For the non-assembly use conditions listed in Table 2902.1, the fixture computation is slightly different.  The occupant load for the space is computed and the ratio is worked in as usual, but once you've determined the total number of plumbing fixtures, you divide the resulting number of required plumbing fixtures by two.  You should generally assume a 50/50-fixture count (male and female), but if circumstances dictate that a different ratio is needed, an adjustment can be made if approved by the Building Official.  An example of where this scenario might apply could be an all-male or all-female gym or college situation.  In a case such as this, when you know there is a higher ratio of one sex to another, an adjustment could be considered.

Computing the number of urinals for men's restrooms.  IBC Table 2902.1 states that one should reference the International Plumbing Code (IPC) for determining the number of urinals in men's restroom facilities.  Under the global adoption provisions of the Minnesota State Building Code, we state that wherever there is a reference to the IPC, that means the Minnesota State Plumbing Code.  The current state plumbing code however, does not include provisions for making this determination.  Consequently we cannot "track" applicable code language for determining urinal substitutions.  As a result, the Division has taken the position that one should use the IPC code language until it can be corrected under the next code cycle.  The reference language in the IPC states that "urinals shall not be substituted for more than 67 percent of the required water closets." 

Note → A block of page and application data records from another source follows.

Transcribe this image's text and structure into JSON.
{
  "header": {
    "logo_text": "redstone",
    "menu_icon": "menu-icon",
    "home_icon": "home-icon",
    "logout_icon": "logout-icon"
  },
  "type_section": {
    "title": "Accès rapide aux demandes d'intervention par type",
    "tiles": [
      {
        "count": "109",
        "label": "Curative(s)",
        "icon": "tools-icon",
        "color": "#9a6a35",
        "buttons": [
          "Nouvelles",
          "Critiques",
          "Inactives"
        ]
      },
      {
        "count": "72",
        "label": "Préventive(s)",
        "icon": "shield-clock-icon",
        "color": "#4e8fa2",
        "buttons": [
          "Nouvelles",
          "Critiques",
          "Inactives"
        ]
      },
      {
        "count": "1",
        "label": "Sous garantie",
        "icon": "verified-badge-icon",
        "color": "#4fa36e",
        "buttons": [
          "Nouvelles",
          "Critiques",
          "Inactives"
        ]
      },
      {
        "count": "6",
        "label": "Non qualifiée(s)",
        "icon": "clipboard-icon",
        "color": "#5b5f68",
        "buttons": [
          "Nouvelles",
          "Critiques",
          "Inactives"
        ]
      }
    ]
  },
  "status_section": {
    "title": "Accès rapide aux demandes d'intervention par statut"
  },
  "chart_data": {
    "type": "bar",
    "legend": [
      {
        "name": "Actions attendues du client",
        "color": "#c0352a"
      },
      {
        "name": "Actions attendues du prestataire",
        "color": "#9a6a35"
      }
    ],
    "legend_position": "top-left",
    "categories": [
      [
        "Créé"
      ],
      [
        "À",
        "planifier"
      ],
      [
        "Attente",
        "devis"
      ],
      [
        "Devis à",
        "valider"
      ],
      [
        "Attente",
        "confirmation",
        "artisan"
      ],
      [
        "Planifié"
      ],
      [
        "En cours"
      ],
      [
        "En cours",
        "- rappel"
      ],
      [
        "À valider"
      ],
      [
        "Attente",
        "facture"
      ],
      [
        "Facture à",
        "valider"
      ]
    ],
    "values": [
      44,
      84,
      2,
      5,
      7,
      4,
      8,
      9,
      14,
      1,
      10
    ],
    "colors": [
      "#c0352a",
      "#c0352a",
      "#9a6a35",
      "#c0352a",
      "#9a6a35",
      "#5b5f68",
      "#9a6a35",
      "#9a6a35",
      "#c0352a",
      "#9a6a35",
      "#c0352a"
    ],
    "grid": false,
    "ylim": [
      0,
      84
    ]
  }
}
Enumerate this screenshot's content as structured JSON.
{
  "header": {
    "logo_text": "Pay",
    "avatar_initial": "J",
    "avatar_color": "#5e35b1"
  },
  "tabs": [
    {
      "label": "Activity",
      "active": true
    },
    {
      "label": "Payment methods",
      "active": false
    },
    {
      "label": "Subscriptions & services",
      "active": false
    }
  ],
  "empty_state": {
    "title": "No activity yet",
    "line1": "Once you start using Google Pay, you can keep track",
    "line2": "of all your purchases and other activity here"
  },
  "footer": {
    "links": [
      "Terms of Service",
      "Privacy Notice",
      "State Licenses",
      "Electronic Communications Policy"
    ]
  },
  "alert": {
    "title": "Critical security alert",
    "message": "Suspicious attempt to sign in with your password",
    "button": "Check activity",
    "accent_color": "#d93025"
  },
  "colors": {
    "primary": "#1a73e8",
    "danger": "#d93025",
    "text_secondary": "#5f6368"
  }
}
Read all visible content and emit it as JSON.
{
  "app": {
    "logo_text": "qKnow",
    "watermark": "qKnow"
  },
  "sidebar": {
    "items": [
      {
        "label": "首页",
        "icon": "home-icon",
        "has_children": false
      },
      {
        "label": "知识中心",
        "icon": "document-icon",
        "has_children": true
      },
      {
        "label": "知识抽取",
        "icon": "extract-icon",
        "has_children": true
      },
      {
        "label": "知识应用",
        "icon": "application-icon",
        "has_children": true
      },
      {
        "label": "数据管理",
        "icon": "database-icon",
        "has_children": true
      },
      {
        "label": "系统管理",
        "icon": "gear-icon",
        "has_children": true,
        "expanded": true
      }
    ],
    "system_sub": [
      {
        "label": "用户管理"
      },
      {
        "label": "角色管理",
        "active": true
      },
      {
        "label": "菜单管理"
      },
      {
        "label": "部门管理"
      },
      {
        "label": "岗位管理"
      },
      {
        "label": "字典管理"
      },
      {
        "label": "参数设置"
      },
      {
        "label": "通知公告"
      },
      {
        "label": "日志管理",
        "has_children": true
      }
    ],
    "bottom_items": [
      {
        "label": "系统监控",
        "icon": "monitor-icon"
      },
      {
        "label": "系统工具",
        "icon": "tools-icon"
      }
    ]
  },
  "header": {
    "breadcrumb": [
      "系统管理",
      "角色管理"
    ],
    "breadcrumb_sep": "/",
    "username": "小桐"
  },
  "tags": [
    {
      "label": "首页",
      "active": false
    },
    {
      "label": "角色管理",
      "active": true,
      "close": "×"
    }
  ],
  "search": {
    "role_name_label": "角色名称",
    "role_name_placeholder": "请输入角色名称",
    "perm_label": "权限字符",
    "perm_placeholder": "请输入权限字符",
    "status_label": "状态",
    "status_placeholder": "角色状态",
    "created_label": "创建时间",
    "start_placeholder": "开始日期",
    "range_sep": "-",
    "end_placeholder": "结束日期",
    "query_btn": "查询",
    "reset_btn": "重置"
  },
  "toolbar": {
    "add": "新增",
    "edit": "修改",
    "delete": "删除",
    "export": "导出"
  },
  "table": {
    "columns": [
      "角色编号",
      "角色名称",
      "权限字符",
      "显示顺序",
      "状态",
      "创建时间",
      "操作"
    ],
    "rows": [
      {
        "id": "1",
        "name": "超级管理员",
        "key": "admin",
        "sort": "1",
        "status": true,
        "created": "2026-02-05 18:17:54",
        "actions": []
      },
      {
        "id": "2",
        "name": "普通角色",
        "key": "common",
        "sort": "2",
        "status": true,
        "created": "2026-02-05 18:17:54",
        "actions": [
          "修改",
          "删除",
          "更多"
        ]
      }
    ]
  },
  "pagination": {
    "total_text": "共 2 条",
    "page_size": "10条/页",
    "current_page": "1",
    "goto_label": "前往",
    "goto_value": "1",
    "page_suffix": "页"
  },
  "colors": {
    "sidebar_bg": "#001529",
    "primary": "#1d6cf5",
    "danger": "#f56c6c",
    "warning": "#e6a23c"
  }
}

Drinking fountain requirements.  In other than the "residential" type use conditions found in IBC Table 2902.1, you'll find that at least one drinking fountain is required in every use condition.  IBC Table 2902.1 also states (under the table heading for drinking fountains) that one should refer to the International Plumbing Code (IPC) for additional information on drinking fountains.  Again, under the global adoption provisions of the Minnesota State Building Code, we state that wherever a reference to the IPC is found, that means refer to the Minnesota State Plumbing Code.  Again we find that the current state plumbing code does not include design provisions for drinking fountains; so once more we cannot "track" applicable code language for dealing with design alternatives.  If we look at the IPC however, we find that it allows us to rescind the general requirement for drinking fountains in restaurants.  Additionally, we find language that implies that a bottled water cooler is an acceptable substitution seemingly to any use condition.

The Division recognizes that there was a specific intent to allow for deviation in some instances from the drinking fountain design requirements found in IBC Table 2902.1.  Because of this, the Division is recommending that code officials use this reference as an acceptable alternative in use conditions where the installation of a drinking fountain just doesn't seem to make good sense.  Examples of this condition may be a restaurant or small store type use where water is freely available, a small office, factory or storage use where an employee break room exists and a water cooler is provided, or in the instance where a building is to be normally unoccupied.  Another example where this may be acceptable is where required drinking fountains or water coolers have been provided in another adjacent building on the same site, similar to the provisions of IBC section 2902.4.  If conditions seem to be appropriate, we believe this to be an acceptable alternative.  This tracking condition is just another of the issues the Division intends to correct in the next code cycle.

In conclusion, the Division would also like point out that the Minnesota Accessibility Code (MN Rule 1341) contains provisions that further regulate design, installation and use conditions of most restrooms and plumbing fixture conditions referenced in this article.  Factors such as minimum clear floor space at plumbing fixtures, fixture control locations, operation and reach ranges, grab bar provisions, etc., must all be included in both the design and the review of a required accessible restroom and drinking fountain/water cooler.

October 1, 2003
Paul Heimkes
Building Code Representative/Plan Review Section
Minnesota Building Codes and Standards Division

DLI home page | Directions and maps | News and media | Website disclaimer